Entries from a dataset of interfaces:
☆ ☆ ☆ ☆ ☆
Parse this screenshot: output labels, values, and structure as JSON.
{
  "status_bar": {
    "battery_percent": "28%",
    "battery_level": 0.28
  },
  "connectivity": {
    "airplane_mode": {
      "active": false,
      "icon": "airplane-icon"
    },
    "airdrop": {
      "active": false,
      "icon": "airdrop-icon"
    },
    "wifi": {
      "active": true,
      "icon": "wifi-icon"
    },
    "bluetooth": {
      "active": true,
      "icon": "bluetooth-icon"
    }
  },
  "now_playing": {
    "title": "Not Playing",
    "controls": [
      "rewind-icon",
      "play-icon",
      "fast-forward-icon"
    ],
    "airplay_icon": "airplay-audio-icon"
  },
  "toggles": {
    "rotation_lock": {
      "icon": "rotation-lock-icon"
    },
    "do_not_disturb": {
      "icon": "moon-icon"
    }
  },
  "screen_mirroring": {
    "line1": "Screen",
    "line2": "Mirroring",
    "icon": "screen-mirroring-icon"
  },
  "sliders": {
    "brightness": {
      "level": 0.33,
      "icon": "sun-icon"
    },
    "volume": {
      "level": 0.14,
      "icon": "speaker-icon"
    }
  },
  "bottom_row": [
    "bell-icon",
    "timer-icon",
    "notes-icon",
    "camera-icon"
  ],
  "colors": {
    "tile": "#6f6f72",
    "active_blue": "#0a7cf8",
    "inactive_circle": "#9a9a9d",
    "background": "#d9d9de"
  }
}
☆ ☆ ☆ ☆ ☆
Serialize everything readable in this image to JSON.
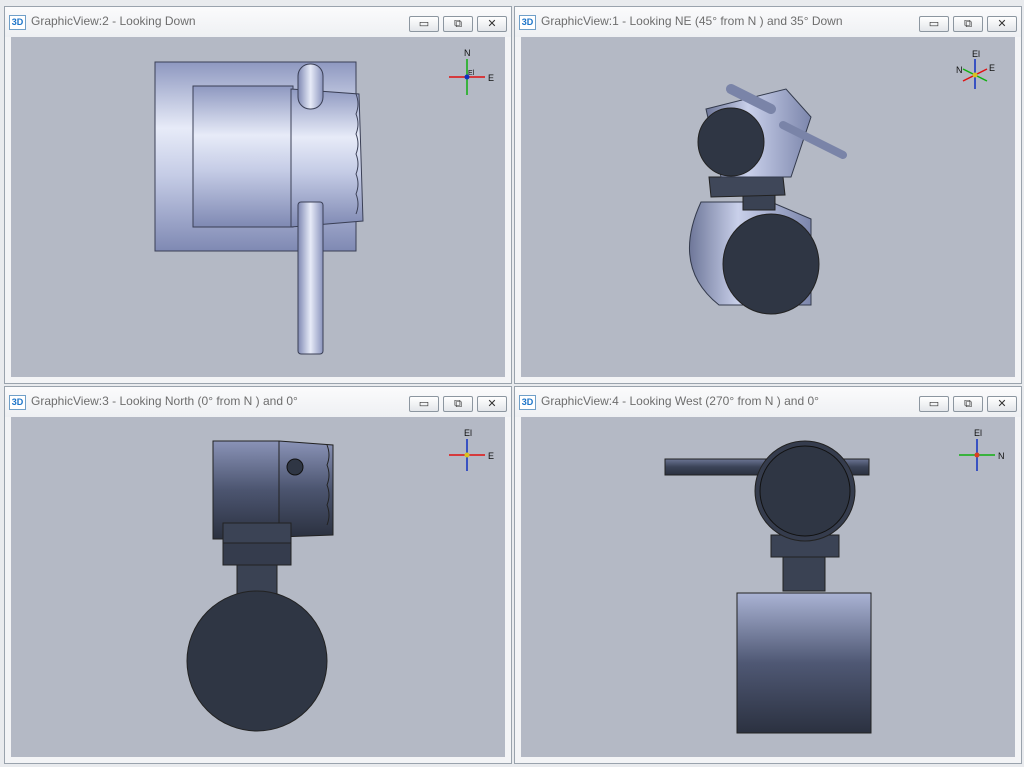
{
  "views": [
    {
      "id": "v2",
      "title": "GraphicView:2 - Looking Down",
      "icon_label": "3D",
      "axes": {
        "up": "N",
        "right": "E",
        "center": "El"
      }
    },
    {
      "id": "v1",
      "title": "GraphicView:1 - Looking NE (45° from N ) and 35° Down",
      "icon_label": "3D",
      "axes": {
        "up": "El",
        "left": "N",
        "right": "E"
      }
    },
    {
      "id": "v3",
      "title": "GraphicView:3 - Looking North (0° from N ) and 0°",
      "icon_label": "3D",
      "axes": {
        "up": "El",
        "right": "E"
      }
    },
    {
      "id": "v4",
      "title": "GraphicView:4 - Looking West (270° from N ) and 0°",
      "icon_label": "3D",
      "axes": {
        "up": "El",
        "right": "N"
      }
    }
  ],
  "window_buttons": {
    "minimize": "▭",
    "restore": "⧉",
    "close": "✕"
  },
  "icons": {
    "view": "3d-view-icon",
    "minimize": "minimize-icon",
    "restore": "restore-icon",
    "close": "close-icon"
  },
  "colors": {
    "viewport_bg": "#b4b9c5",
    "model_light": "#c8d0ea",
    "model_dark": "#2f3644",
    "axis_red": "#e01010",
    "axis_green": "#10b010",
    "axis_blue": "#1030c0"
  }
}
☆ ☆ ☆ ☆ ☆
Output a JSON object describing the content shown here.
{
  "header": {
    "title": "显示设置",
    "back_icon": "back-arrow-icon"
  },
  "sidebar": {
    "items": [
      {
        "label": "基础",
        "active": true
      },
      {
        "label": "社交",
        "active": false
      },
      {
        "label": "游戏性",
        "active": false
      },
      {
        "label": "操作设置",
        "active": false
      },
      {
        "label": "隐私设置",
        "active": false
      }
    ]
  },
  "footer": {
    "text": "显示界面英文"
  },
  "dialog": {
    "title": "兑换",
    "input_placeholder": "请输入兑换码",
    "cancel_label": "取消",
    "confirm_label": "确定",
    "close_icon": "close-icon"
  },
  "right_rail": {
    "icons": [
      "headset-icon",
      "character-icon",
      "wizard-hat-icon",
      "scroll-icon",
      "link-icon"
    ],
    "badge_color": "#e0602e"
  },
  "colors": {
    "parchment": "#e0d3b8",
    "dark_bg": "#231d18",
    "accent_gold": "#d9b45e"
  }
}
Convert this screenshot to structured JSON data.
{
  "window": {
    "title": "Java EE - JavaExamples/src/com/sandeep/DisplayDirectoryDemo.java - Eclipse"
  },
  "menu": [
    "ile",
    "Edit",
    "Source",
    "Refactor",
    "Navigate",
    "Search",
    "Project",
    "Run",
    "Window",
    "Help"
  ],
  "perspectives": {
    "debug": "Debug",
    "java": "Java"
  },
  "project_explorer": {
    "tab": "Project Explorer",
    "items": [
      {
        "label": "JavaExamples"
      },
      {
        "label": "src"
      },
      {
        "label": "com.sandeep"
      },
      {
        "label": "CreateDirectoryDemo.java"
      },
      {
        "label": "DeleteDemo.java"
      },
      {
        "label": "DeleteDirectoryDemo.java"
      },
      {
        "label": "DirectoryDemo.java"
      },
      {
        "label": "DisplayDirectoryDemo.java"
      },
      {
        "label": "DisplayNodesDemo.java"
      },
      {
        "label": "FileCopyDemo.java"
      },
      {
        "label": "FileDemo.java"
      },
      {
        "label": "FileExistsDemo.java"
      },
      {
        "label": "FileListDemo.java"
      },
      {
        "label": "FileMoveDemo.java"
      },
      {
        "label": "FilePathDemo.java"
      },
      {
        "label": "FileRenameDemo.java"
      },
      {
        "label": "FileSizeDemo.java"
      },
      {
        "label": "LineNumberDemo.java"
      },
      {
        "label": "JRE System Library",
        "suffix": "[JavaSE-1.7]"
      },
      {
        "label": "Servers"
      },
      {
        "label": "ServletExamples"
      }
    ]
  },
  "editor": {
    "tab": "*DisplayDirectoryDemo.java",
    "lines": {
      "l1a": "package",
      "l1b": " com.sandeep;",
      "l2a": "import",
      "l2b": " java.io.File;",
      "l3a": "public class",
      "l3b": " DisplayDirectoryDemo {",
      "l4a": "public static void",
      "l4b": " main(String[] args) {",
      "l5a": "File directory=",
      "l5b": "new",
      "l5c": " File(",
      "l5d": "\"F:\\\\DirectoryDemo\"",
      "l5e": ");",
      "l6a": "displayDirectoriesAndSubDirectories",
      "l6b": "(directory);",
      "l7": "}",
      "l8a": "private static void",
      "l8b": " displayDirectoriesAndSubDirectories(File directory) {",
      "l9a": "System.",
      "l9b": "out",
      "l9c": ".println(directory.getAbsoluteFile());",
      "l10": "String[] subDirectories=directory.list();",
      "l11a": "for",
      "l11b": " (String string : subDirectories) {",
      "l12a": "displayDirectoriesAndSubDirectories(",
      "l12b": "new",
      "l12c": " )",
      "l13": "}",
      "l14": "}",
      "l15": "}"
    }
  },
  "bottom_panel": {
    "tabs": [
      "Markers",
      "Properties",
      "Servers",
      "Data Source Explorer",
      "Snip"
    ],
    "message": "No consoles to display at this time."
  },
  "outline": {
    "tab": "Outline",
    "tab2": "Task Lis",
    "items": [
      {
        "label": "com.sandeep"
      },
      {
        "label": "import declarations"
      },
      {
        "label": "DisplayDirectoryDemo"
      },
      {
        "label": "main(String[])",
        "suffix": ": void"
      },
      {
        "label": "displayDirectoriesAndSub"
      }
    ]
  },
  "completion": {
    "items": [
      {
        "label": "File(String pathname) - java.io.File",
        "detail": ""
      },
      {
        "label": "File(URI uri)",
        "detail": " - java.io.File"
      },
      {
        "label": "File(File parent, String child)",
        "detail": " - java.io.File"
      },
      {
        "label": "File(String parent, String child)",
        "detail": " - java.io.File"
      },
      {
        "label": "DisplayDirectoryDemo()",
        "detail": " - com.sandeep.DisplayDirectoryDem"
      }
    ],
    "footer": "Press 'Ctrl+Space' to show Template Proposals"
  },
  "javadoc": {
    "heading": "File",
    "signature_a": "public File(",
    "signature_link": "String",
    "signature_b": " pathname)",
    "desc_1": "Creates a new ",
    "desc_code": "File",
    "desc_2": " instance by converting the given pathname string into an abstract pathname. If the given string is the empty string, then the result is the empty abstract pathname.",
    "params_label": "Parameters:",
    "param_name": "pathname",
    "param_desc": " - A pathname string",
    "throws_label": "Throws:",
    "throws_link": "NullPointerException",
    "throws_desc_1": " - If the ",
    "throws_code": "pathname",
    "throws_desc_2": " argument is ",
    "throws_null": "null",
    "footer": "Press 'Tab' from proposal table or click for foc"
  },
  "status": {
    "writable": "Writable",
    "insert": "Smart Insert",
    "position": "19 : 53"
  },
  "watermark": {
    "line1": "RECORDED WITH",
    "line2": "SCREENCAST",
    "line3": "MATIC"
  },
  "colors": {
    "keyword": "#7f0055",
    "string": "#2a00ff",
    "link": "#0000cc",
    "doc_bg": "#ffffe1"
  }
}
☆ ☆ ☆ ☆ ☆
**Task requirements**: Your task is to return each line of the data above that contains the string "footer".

**Output below**:
  "footer": {
    "footer": "Press 'Ctrl+Space' to show Template Proposals"
    "footer": "Press 'Tab' from proposal table or click for foc"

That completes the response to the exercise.